### What the task asks:
Whenever a line in the listing contains "defined", copy that line.

------------------------------------------------------------

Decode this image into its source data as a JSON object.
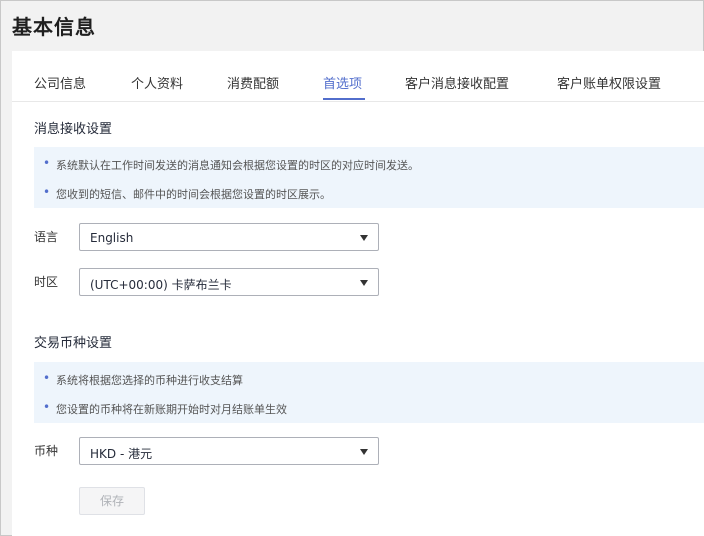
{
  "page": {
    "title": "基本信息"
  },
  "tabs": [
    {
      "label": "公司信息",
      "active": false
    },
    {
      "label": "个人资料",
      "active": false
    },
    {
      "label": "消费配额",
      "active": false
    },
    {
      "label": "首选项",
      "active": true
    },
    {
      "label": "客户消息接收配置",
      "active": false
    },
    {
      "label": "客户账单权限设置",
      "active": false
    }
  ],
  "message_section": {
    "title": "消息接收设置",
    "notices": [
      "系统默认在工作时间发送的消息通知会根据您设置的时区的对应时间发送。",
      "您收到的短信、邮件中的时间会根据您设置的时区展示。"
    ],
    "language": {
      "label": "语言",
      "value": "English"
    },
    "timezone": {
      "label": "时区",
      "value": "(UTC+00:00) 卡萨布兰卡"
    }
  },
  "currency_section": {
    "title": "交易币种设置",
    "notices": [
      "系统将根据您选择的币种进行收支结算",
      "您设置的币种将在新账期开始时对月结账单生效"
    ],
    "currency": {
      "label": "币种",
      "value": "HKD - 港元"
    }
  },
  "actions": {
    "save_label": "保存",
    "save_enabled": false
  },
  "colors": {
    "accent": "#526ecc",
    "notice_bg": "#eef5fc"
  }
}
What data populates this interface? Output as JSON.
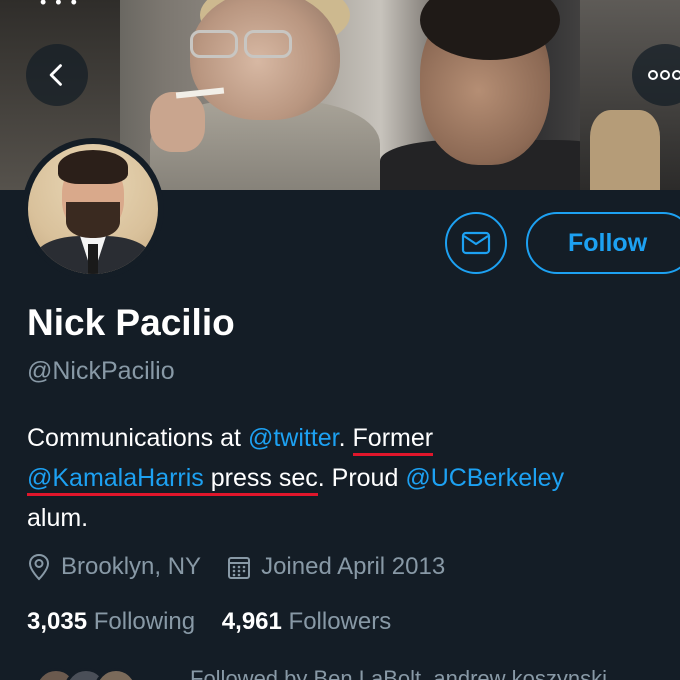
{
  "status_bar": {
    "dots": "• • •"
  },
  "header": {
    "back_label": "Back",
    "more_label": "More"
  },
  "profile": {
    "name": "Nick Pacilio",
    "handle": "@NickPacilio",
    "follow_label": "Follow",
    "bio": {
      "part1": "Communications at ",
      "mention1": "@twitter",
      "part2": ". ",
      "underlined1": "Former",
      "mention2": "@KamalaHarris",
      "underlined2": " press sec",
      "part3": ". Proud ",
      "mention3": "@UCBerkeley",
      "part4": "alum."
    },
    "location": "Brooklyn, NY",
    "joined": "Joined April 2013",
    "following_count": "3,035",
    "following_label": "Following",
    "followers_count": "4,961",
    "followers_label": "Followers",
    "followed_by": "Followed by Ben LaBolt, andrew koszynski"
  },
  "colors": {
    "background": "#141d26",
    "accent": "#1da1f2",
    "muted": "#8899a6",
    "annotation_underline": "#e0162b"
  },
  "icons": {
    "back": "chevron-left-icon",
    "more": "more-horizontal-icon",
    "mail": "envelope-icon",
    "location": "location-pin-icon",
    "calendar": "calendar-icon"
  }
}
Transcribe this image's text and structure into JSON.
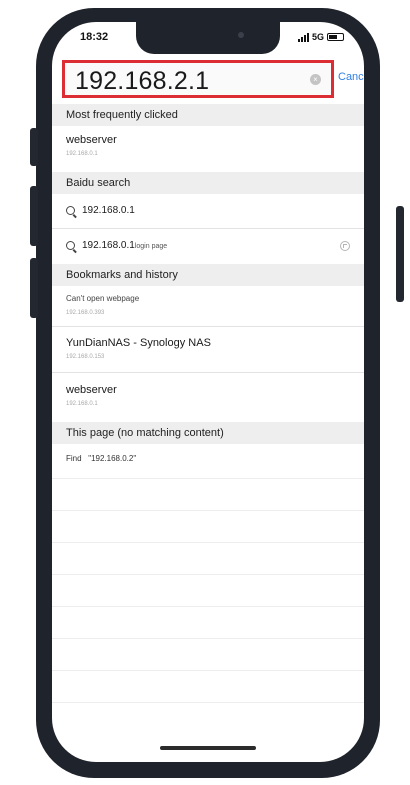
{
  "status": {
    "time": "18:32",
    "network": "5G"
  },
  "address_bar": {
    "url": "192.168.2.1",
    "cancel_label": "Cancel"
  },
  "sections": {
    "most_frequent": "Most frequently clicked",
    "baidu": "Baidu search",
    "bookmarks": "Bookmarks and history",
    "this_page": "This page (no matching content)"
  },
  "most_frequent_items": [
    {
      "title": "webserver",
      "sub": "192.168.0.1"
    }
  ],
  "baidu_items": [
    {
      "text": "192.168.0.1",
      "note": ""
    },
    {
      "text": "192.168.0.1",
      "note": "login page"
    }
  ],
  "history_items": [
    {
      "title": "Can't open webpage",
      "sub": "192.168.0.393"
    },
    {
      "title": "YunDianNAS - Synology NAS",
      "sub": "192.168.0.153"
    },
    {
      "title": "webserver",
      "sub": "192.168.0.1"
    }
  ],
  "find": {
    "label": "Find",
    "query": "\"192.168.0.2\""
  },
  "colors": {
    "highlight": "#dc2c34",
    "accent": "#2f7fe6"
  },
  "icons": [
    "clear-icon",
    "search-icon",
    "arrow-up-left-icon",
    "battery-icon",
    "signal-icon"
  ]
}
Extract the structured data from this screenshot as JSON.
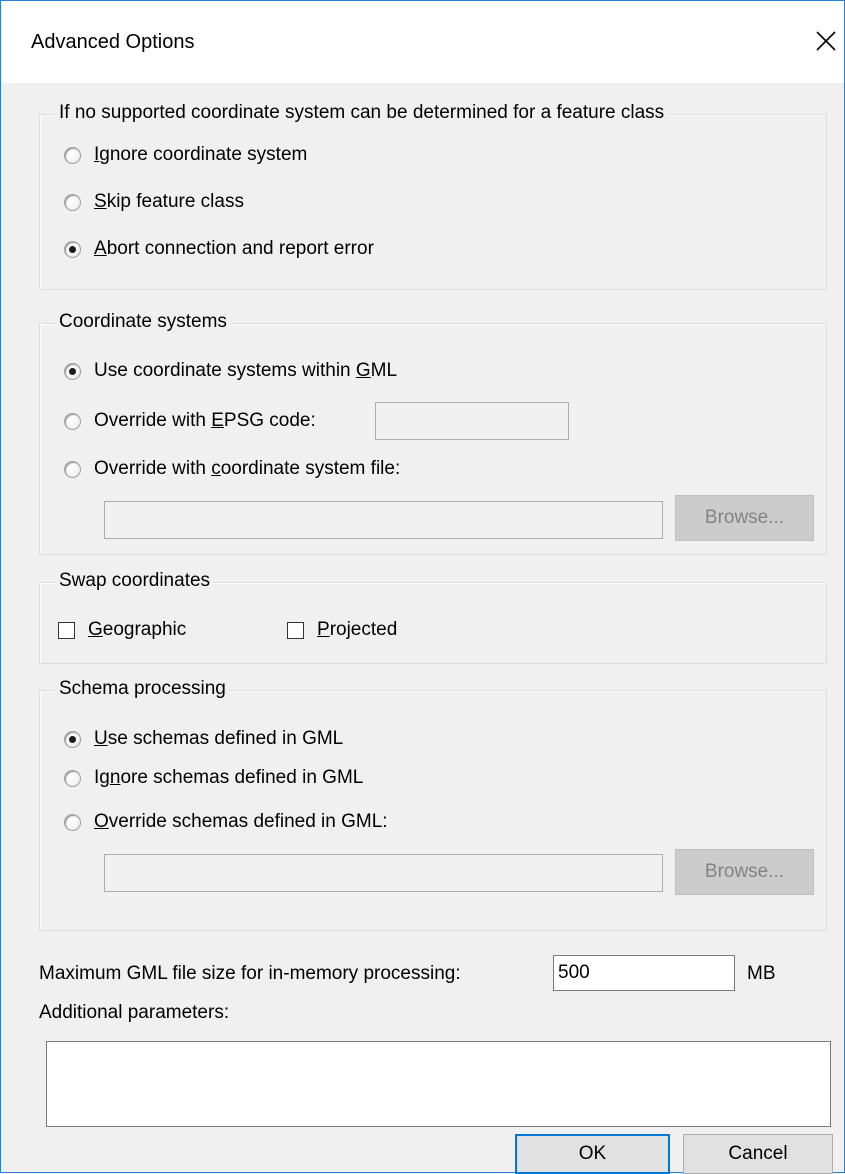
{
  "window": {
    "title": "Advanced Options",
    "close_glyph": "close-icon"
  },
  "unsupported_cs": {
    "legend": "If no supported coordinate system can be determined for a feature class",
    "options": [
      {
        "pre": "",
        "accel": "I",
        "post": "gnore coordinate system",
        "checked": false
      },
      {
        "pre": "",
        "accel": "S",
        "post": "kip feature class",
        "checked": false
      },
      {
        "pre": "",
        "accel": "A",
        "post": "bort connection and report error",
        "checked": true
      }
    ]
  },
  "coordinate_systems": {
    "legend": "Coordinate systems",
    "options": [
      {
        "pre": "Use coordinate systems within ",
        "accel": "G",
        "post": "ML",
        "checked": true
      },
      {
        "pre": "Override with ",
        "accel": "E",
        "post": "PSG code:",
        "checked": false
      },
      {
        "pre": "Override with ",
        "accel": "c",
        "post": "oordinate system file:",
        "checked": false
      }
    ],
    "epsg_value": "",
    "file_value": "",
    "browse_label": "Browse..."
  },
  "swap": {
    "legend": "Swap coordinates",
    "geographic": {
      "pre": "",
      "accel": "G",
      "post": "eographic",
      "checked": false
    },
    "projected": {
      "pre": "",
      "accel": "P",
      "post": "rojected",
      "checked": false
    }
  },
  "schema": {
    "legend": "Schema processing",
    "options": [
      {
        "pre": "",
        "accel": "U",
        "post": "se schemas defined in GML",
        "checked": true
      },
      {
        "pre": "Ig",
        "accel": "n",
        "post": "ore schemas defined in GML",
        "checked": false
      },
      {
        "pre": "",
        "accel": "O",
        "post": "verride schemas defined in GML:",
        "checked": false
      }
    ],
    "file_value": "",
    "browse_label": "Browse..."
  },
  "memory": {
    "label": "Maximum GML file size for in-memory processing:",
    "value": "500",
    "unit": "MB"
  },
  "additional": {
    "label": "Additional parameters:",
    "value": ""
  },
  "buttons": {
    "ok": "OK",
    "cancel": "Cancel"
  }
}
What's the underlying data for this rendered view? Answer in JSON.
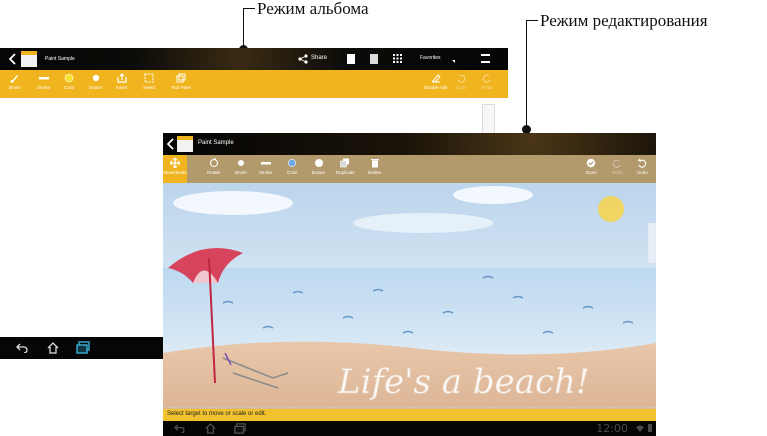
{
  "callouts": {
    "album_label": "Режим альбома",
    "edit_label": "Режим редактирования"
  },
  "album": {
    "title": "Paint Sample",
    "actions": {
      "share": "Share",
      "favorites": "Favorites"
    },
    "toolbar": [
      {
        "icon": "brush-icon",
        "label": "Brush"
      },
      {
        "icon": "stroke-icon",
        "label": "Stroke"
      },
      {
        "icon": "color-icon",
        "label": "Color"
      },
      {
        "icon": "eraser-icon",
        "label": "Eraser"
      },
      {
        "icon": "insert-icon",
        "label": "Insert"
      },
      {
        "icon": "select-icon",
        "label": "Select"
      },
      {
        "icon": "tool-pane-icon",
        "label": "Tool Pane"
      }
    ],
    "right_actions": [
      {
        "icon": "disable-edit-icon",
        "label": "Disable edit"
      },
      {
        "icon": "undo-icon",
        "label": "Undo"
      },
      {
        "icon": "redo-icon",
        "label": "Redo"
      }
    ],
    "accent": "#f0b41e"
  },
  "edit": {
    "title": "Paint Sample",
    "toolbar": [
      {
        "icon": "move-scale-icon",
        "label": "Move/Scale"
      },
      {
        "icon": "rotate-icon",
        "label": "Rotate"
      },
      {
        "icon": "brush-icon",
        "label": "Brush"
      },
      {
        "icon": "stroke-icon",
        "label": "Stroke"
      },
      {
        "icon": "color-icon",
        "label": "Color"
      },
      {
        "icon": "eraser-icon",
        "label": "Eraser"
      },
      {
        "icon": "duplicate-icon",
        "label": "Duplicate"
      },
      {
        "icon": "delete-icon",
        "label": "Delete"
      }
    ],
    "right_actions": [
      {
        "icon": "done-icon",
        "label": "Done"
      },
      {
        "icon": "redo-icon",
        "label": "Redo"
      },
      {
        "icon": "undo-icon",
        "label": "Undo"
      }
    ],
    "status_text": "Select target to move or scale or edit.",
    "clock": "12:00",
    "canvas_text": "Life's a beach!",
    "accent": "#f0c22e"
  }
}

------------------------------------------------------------

### Solution for this problem:
        "post": "se schemas defined in GML",
        "post": "ore schemas defined in GML",
        "post": "verride schemas defined in GML:",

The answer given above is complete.